On the south side of Denton’s historic square is a memorial to soldiers who fell fighting for the Confederacy. The pale statue stands atop two public water fountains, which were signs of the times — in 1918, when the statue was erected, white and black residents were typically expected to drink from separate water fountains. However, according to Willie Hudspeth, both of these fountains were designated “whites only.”
Hudspeth, who has become a familiar face protesting the monument in Denton as that protest became more widespread, first turned his attention to the fountains in 1999, but he didn’t want them taken down. He wanted to drink from them.
“I thought it would be good to just get the water turned on again and just, take a drink from it,” he said.
Hudspeth said it was the start of a process that has lasted almost two decades, and said that the delays primarily came from the Denton County Commissioner’s court and Judge Mary Horn.

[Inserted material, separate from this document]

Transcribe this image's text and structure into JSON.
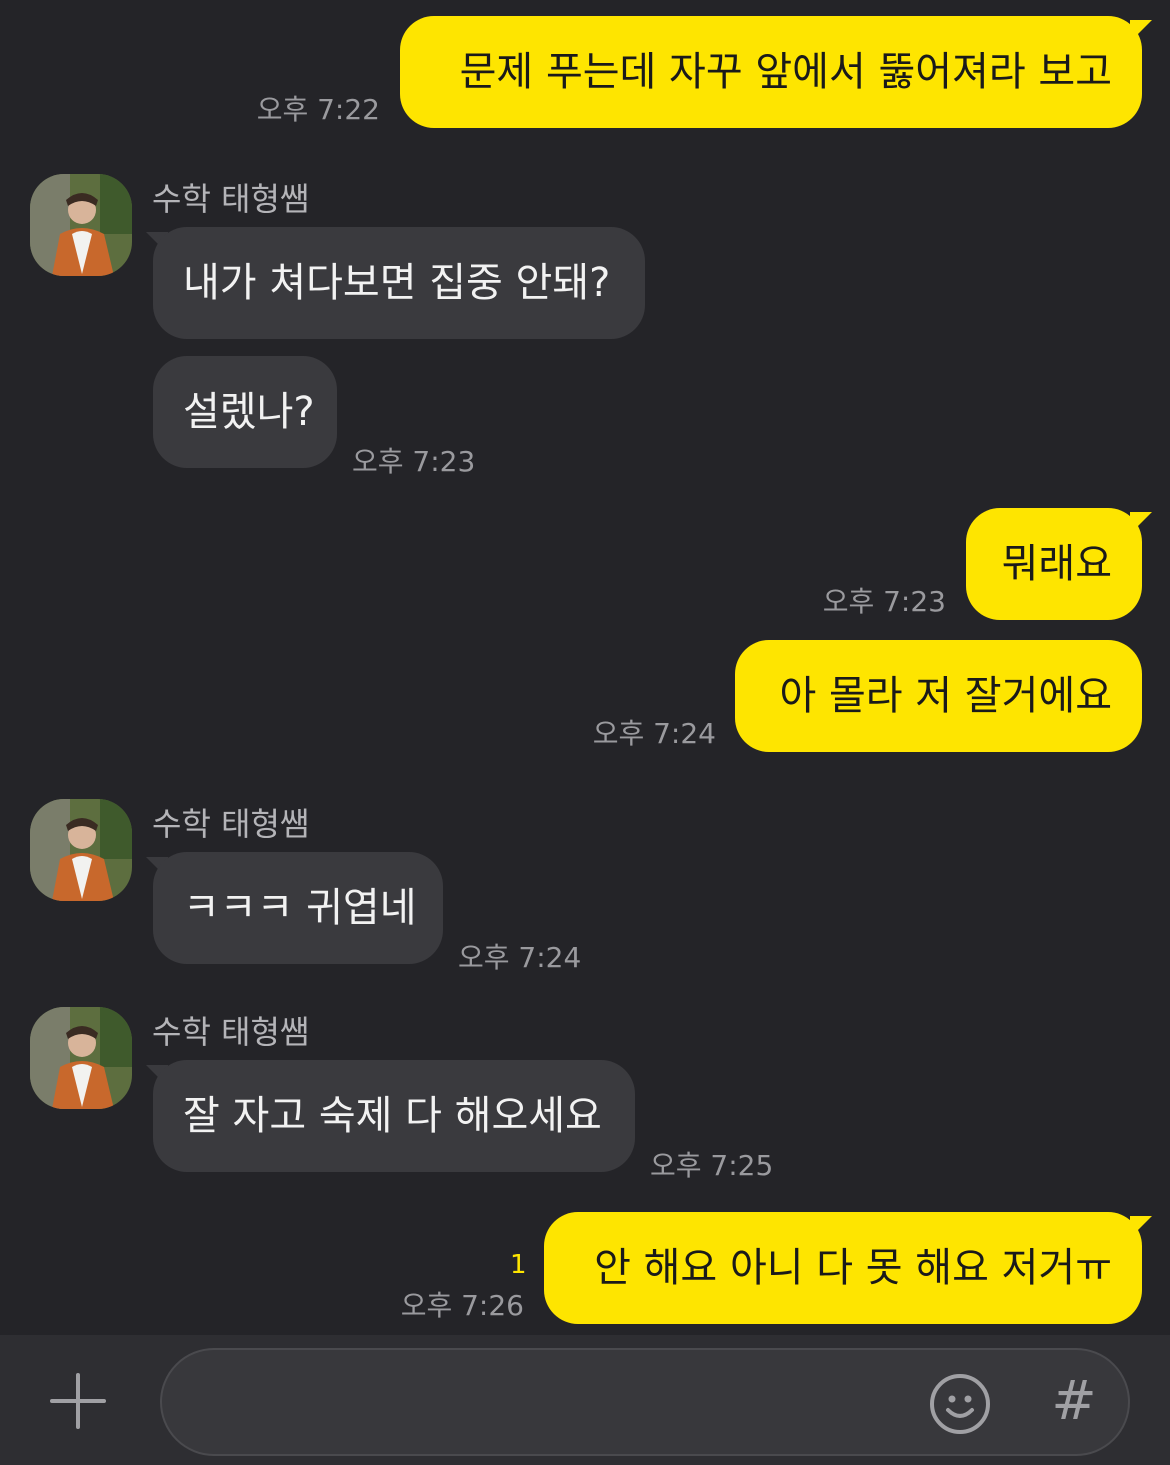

With Horn now set to retire and large-scale protests over the statue having become a weekly event in Denton, Hudspeth wants to take her job, and is running as a Democrat for county judge.
After beginning to petition the government about the fountains at the turn of the century, Hudspeth said he’d more or less convinced the county to do something about it in 2005.
“I finally got the then-sitting commissioners and judge to agree with me, and they wrote it up that they would turn the water on and they would change the plaque out there to say what happened here,” he said. “Judge Horn came on, and she didn’t actually rule to not do that — she did nothing. She had the power to ignore every bit of that without writing, ‘we’re going to ignore this.'”
Hudspeth kept asking who had the authority to make changes about the fountains. He said he was told to get permission from the state historical commission, who sent him back to the county commissioner’s office. Then he was sent to the county historical commission, then back to the commissioner’s office. Then he was sent to the Denton city government. Then back to the county. Through all this, he could never get it onto the agenda of a county commissioner’s meeting.
“In 2007 I was hot. Mad. I’d wasted two years of my life trying to get it done,” he said. “I just kept complaining and kept doing my demonstrating and I thought something would happen. Charlottesville happened.”
In September, protests in Charlottesville, North Carolina grabbed national headlines when white supremacists flew in from all over the country to protest the removal of a statue of Robert E. Lee. One person was killed in the protesting, and Confederate monuments became a topic of heated national debate all over the country. The next week more than a hundred Denton residents were out protesting the city’s monument. That was a number the county commission just couldn’t ignore.
“If you’re an elected official, people will get you to move off,” he said.
Hudspeth said that even with the issue he’s spent almost 20 years on finally moving forward, he wanted to make sure no one else had the difficulty with the county commissioner’s court that he did. He said that he wants to take a hands-on approach and improve transparency and make sure every decision is the best one for the people in the county — and making sure all of those decisions have clear explanations.
“I don’t know everything, so I will get into my motor vehicle, and I’ll go down there and I’ll find some groups that have a major interest in and I’ll just ask,” he said. “Here’s what my message is going to be to the voting public: I’m going to tell you exactly why I decide to vote a certain way.”
Running for a judgeship is the end of a long path of civic involvement for Hudspeth, 72. He was born in 1945 and went to a segregated school in Fort Worth. When he was a teenager, he joined the Black Panther party, but soon found himself in Vietnam. Hudspeth volunteered for the Air Force, where he served almost four years and exited as a sergeant, as a way to avoid being drafted involuntarily into the Army, which he saw as much more dangerous.
“The day I enlisted in the air force, they sent me my draft papers, so I passed that bullet,” he said. “I had to go where the fighting was, but I was in an airplane.”
It was in the Vietnam War, of all places, that Hudspeth learned that love was the answer in the fight for Civil Rights.
“Segregated schools. Vietnam? Integrated war,” he said. “The bullets will kill you, they don’t care what color you are. The guy behind you has got to have your back.”
By the time Hudspeth returned to North Texas in 1969, the national conversation had moved to other topics. He went to North Texas State University, which would become the University of North Texas in 1988, earning an undergraduate degree in business and a graduate degree in education. He taught middle school in Keller for 16 years, then transitioned back to Denton doing home repair. Four years ago, he opened his thrift shop Fantastic Sales, which has quickly become a fixture on the corner of Oak and Bonnie Brae.
Hudspeth made two promises — one, to speak directly with constituents, even if they bring up topics that aren’t on the agenda, and two, that he wouldn’t run a negative campaign. Hudspeth said he’d simply speak his mind, and if the voters want him, they’ll donate and vote.
“If they want me in the office, they’ll vote for me. I don’t have to make up nothing, I’m not going to lie, I’m going to tell the truth just like I see it,” he said.
Hudspeth is running for the Democratic nomination against Diana Leggett, for whom the Confederate monument is also a key issue. Primary elections are March 6. The winner will run against Republican Andy Eads, who has served on the county commissioner’s court for 11 years and is running unopposed for the Republican nomination.